Or: Highfaltin’ pleasure ‘n’ resentment
Auction Girl of Pine Island: “Subject: New Phone.
“The Auction Girl of Pine Island delights in the vintage, simple and functional machines that made modern life—like the old radio, the 50-year-old toaster someone got as a wedding gift, and, of course, the beautiful and indestructible rotary- Dial desktop phone.
“Of all the things in life, that phone was perfect; It worked smoothly.
“About seven years ago, an employer required an auction girl to ‘already got a smart phone’.” So instead of returning to big-box-retail purgatory, she reluctantly agreed to get the monthly paying 3G Motorola from Target.
“It was hard to get a good signal. AUCTION GIRL then went too far back and tried it everywhere from Redwood Falls to McGregor.
“The camera, compared to its luxurious Nikon, was sorely lacking.
“Battery life was iffy, especially in subzero temperatures, when you might need to tow.
“Recently, the phone attempted to commit suicide by overheating – in his pants pocket – during a shift at ‘Little Shop on the Prairie’.
“Time for a real phone. Who knew it would take two hours at the store and three more hours at home to ‘migrate’ the data?
“Auction Girl prefers to listen to Dvorak’s ‘Songs My Mother Teat Me’ rather than a general buzz or the ‘Marimba’ clunk of the iPhone when it ‘rings’.
“It is strange to see the time and temperature being displayed without asking. Anyone remember the time and temperature to call on a rotary phone to do something?
“So many passwords to hide a lifetime’s worth of data in a cigarette case like this. Should someone tell her phone so much?
“The auction girl never wondered if the rotary phone rang after her bites to gossip with her friends on the party line.”

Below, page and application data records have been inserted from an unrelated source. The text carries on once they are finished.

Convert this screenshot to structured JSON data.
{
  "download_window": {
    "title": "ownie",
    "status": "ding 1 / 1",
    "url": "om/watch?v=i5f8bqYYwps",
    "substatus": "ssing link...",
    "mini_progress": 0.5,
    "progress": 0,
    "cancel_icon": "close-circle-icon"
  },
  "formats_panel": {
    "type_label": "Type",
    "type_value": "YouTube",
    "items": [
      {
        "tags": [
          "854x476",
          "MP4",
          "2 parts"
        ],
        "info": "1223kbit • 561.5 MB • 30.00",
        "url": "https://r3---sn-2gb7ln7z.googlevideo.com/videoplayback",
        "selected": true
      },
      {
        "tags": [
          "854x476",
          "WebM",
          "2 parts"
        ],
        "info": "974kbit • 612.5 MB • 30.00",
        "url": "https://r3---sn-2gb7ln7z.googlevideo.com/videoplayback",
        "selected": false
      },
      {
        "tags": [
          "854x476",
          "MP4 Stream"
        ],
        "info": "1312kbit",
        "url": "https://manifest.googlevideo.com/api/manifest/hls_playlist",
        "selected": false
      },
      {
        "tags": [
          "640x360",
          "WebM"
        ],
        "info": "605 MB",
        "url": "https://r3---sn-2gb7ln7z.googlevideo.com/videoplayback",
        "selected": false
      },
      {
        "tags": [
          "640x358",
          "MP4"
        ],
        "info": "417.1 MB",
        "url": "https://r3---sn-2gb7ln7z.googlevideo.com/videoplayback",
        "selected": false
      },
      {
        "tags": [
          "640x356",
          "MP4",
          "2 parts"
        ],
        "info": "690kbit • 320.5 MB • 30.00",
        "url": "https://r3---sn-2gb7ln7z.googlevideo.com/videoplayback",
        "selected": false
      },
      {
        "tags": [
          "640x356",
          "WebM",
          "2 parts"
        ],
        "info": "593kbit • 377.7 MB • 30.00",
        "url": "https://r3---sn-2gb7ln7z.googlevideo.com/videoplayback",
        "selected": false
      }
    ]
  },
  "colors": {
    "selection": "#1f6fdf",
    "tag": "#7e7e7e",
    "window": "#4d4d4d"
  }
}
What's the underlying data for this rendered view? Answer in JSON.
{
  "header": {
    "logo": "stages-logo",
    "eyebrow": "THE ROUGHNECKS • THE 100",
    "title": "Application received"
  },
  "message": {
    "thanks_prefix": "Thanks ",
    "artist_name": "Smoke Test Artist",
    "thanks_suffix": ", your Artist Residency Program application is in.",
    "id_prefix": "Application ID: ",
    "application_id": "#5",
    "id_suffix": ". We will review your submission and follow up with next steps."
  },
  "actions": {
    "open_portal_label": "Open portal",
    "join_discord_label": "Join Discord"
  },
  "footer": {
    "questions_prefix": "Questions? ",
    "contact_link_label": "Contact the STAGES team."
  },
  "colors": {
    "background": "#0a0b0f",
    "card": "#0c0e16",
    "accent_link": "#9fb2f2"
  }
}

a joke for today
Cathy S. of St. Paul: “Subject: A very childish joke.
“A fellow passenger on an elevator today felt he had to share this joke:
“Why is the six afraid of the seven?
“Because seven ate nine.
“Note: I didn’t make this a joke. I only punched buttons on floors seven, eight and nine.”
Pleasure of Engagement (Responsible)
Jerry Tjader writes: “Reading the note about Four Roses bourbon from Cathy S. of St. Paul reminded me of an old set of jokes, of which I can only remember one: ‘Your breath is like a rose’— Four roses.'”
Leading: Hmmmmmmmm (Responsive)
OTD from NSP: “The sock that disappeared in the dryer now has a Tupperware lid in the cupboard that doesn’t fit in any container you might have.”
Counsel of St. Paul: “” That’s not quite right. No Tupperware lid fits any container.”
Band Name of the Day: The Living Jewels